ACTIVITY
What follows is a set of records. Copy them exactly and leave out the images.

MATERIAL PROVIDED

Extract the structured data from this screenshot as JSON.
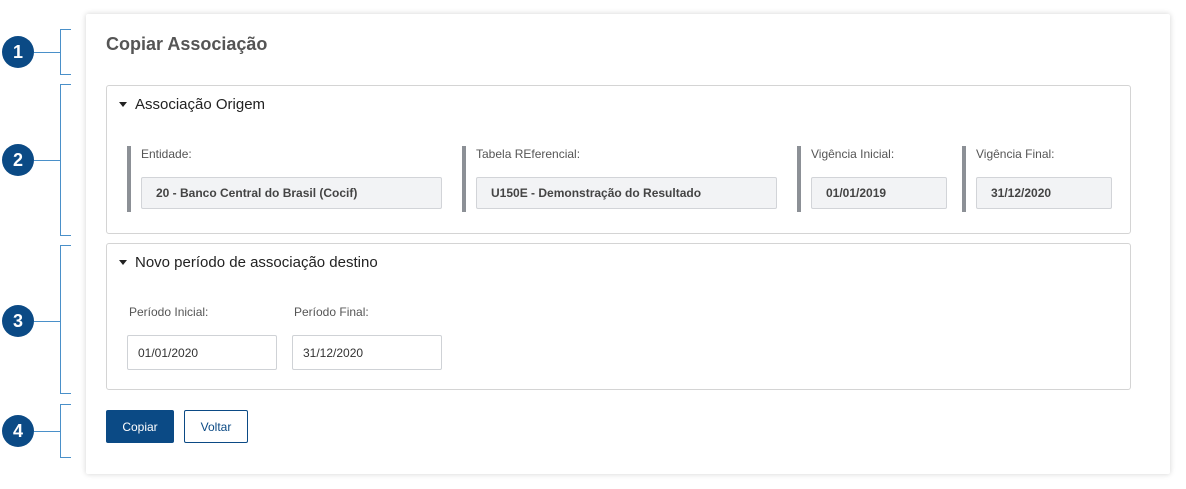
{
  "annotations": {
    "markers": [
      "1",
      "2",
      "3",
      "4"
    ]
  },
  "card": {
    "title": "Copiar Associação"
  },
  "origin_panel": {
    "header": "Associação Origem",
    "fields": [
      {
        "label": "Entidade:",
        "value": "20 - Banco Central do Brasil (Cocif)"
      },
      {
        "label": "Tabela REferencial:",
        "value": "U150E - Demonstração do Resultado"
      },
      {
        "label": "Vigência Inicial:",
        "value": "01/01/2019"
      },
      {
        "label": "Vigência Final:",
        "value": "31/12/2020"
      }
    ]
  },
  "destination_panel": {
    "header": "Novo período de associação destino",
    "start_label": "Período Inicial:",
    "start_value": "01/01/2020",
    "end_label": "Período Final:",
    "end_value": "31/12/2020"
  },
  "actions": {
    "copy_label": "Copiar",
    "back_label": "Voltar"
  },
  "colors": {
    "primary": "#0b4a85",
    "annotation_line": "#4a90c9"
  }
}
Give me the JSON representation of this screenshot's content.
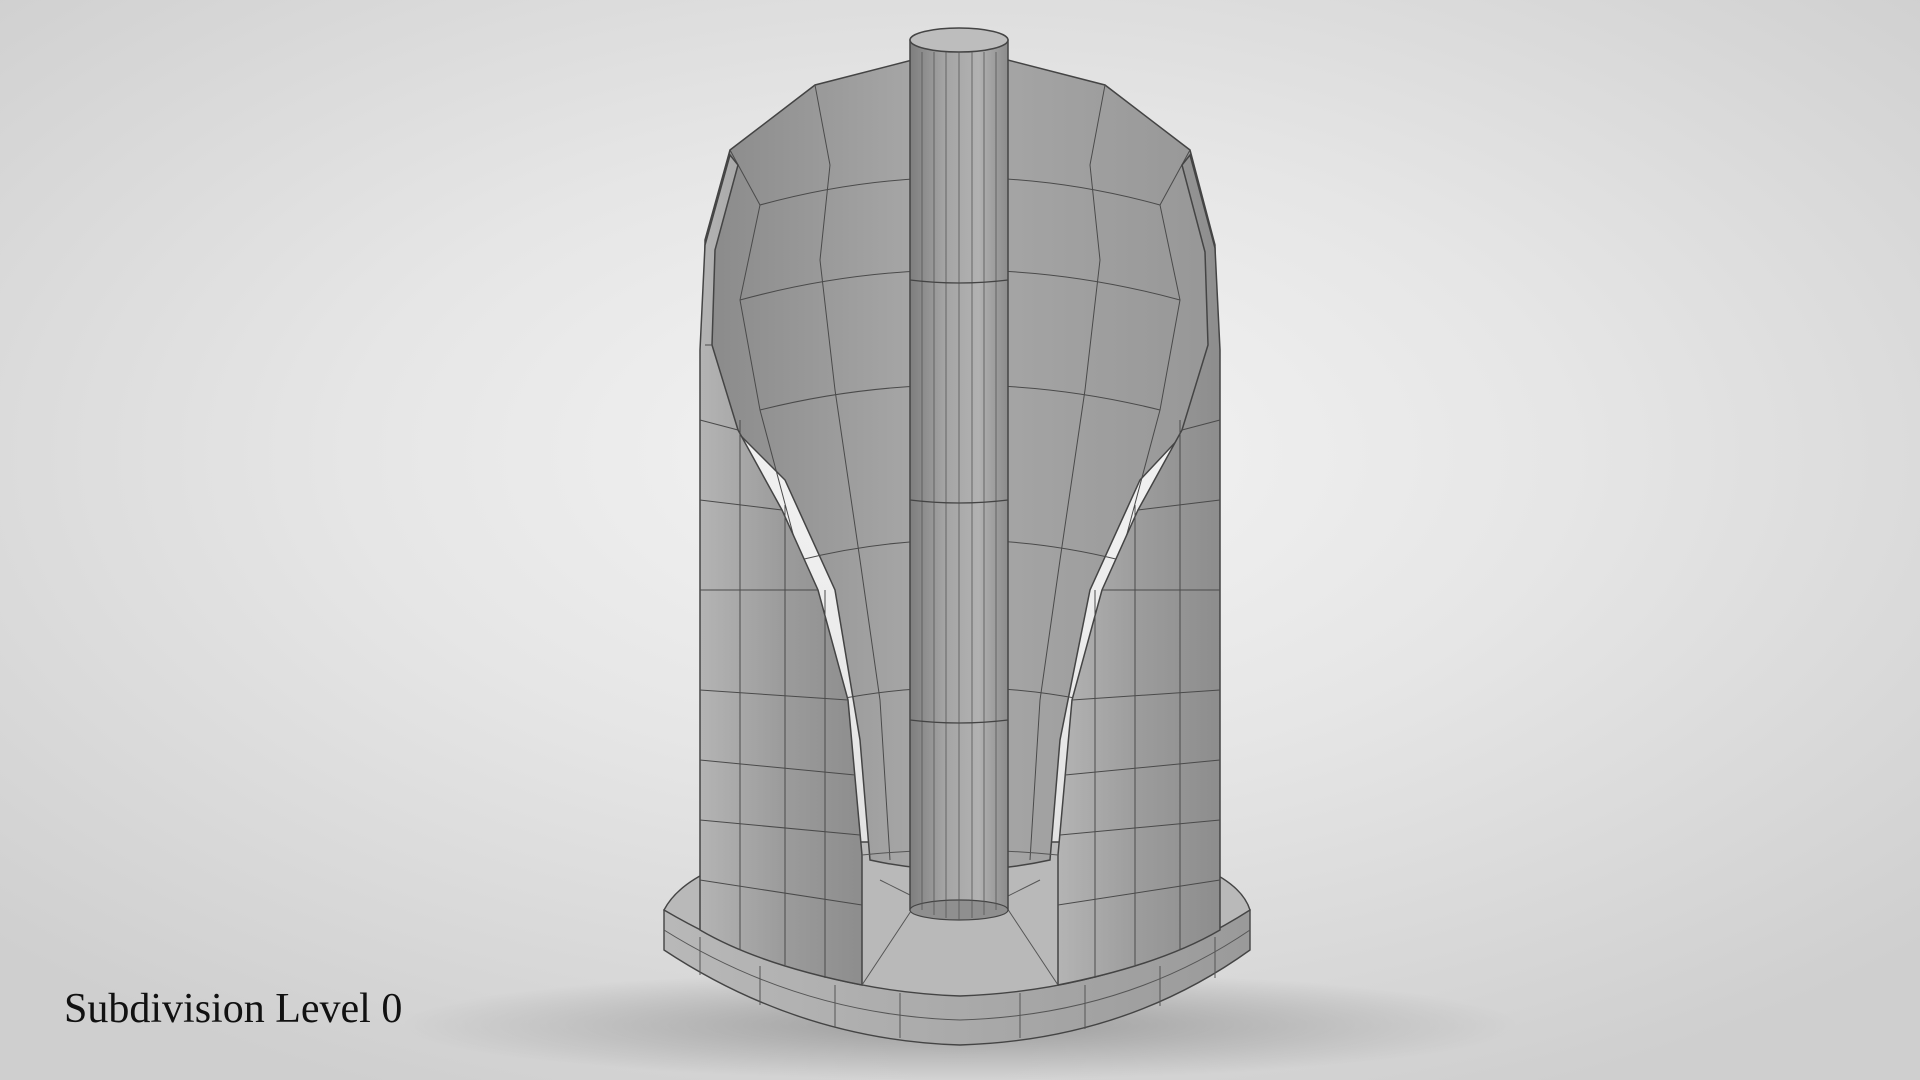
{
  "caption": "Subdivision Level 0",
  "render": {
    "subject": "paper-towel-holder-wireframe-model",
    "background_color": "#e6e6e6",
    "model_color": "#9a9a9a",
    "wire_color": "#3c3c3c"
  }
}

RESULT OF THE TASK
Extract the structured data from this screenshot as JSON.
{
  "annotations": {
    "markers": [
      "1",
      "2",
      "3",
      "4"
    ]
  },
  "card": {
    "title": "Copiar Associação"
  },
  "origin_panel": {
    "header": "Associação Origem",
    "fields": [
      {
        "label": "Entidade:",
        "value": "20 - Banco Central do Brasil (Cocif)"
      },
      {
        "label": "Tabela REferencial:",
        "value": "U150E - Demonstração do Resultado"
      },
      {
        "label": "Vigência Inicial:",
        "value": "01/01/2019"
      },
      {
        "label": "Vigência Final:",
        "value": "31/12/2020"
      }
    ]
  },
  "destination_panel": {
    "header": "Novo período de associação destino",
    "start_label": "Período Inicial:",
    "start_value": "01/01/2020",
    "end_label": "Período Final:",
    "end_value": "31/12/2020"
  },
  "actions": {
    "copy_label": "Copiar",
    "back_label": "Voltar"
  },
  "colors": {
    "primary": "#0b4a85",
    "annotation_line": "#4a90c9"
  }
}
Give me the JSON representation of this screenshot's content.
{
  "caption": "Subdivision Level 0",
  "render": {
    "subject": "paper-towel-holder-wireframe-model",
    "background_color": "#e6e6e6",
    "model_color": "#9a9a9a",
    "wire_color": "#3c3c3c"
  }
}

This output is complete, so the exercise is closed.